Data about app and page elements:
Content starts
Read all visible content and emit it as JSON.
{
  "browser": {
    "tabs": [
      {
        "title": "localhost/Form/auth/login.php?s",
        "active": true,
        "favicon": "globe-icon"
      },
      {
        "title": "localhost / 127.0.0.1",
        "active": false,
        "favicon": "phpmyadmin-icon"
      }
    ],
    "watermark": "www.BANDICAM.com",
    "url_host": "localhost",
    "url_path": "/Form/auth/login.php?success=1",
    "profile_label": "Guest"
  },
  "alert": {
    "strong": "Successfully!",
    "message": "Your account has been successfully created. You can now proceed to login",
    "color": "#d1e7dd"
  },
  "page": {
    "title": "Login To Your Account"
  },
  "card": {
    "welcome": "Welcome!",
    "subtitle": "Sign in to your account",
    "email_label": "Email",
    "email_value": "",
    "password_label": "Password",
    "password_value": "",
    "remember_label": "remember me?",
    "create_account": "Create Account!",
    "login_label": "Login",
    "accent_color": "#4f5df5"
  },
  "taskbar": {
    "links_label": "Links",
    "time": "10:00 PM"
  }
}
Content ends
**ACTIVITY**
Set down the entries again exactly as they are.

**RESPONSE TO THIS EXERCISE**
Read all visible content and emit it as JSON.
{
  "browser": {
    "tabs": [
      {
        "title": "localhost/Form/auth/login.php?s",
        "active": true,
        "favicon": "globe-icon"
      },
      {
        "title": "localhost / 127.0.0.1",
        "active": false,
        "favicon": "phpmyadmin-icon"
      }
    ],
    "watermark": "www.BANDICAM.com",
    "url_host": "localhost",
    "url_path": "/Form/auth/login.php?success=1",
    "profile_label": "Guest"
  },
  "alert": {
    "strong": "Successfully!",
    "message": "Your account has been successfully created. You can now proceed to login",
    "color": "#d1e7dd"
  },
  "page": {
    "title": "Login To Your Account"
  },
  "card": {
    "welcome": "Welcome!",
    "subtitle": "Sign in to your account",
    "email_label": "Email",
    "email_value": "",
    "password_label": "Password",
    "password_value": "",
    "remember_label": "remember me?",
    "create_account": "Create Account!",
    "login_label": "Login",
    "accent_color": "#4f5df5"
  },
  "taskbar": {
    "links_label": "Links",
    "time": "10:00 PM"
  }
}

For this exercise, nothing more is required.